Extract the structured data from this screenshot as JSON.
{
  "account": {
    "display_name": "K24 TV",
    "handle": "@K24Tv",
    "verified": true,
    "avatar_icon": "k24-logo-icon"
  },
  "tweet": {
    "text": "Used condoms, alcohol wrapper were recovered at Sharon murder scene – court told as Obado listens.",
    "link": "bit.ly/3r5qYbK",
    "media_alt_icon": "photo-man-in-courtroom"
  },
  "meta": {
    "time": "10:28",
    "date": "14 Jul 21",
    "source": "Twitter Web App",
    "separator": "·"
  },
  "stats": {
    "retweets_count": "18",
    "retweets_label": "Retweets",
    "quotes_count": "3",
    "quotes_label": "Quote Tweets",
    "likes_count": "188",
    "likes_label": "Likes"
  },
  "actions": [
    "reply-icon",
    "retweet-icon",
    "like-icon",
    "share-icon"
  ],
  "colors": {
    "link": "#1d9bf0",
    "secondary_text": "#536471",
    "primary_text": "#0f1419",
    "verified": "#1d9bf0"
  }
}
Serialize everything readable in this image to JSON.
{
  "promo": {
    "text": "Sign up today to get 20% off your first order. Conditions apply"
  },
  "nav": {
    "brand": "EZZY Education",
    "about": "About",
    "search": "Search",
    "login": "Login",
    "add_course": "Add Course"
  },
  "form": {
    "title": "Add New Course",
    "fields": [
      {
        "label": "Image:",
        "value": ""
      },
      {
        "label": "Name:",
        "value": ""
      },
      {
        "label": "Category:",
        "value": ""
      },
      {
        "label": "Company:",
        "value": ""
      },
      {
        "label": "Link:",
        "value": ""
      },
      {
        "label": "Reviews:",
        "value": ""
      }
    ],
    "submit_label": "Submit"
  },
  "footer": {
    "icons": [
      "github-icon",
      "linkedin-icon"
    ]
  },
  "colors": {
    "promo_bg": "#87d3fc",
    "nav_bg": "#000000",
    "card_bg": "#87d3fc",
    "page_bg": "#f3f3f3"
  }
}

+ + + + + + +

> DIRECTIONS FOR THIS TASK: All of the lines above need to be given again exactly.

> WRITTEN RESPONSE:
Extract the structured data from this screenshot as JSON.
{
  "account": {
    "display_name": "K24 TV",
    "handle": "@K24Tv",
    "verified": true,
    "avatar_icon": "k24-logo-icon"
  },
  "tweet": {
    "text": "Used condoms, alcohol wrapper were recovered at Sharon murder scene – court told as Obado listens.",
    "link": "bit.ly/3r5qYbK",
    "media_alt_icon": "photo-man-in-courtroom"
  },
  "meta": {
    "time": "10:28",
    "date": "14 Jul 21",
    "source": "Twitter Web App",
    "separator": "·"
  },
  "stats": {
    "retweets_count": "18",
    "retweets_label": "Retweets",
    "quotes_count": "3",
    "quotes_label": "Quote Tweets",
    "likes_count": "188",
    "likes_label": "Likes"
  },
  "actions": [
    "reply-icon",
    "retweet-icon",
    "like-icon",
    "share-icon"
  ],
  "colors": {
    "link": "#1d9bf0",
    "secondary_text": "#536471",
    "primary_text": "#0f1419",
    "verified": "#1d9bf0"
  }
}
Serialize everything readable in this image to JSON.
{
  "promo": {
    "text": "Sign up today to get 20% off your first order. Conditions apply"
  },
  "nav": {
    "brand": "EZZY Education",
    "about": "About",
    "search": "Search",
    "login": "Login",
    "add_course": "Add Course"
  },
  "form": {
    "title": "Add New Course",
    "fields": [
      {
        "label": "Image:",
        "value": ""
      },
      {
        "label": "Name:",
        "value": ""
      },
      {
        "label": "Category:",
        "value": ""
      },
      {
        "label": "Company:",
        "value": ""
      },
      {
        "label": "Link:",
        "value": ""
      },
      {
        "label": "Reviews:",
        "value": ""
      }
    ],
    "submit_label": "Submit"
  },
  "footer": {
    "icons": [
      "github-icon",
      "linkedin-icon"
    ]
  },
  "colors": {
    "promo_bg": "#87d3fc",
    "nav_bg": "#000000",
    "card_bg": "#87d3fc",
    "page_bg": "#f3f3f3"
  }
}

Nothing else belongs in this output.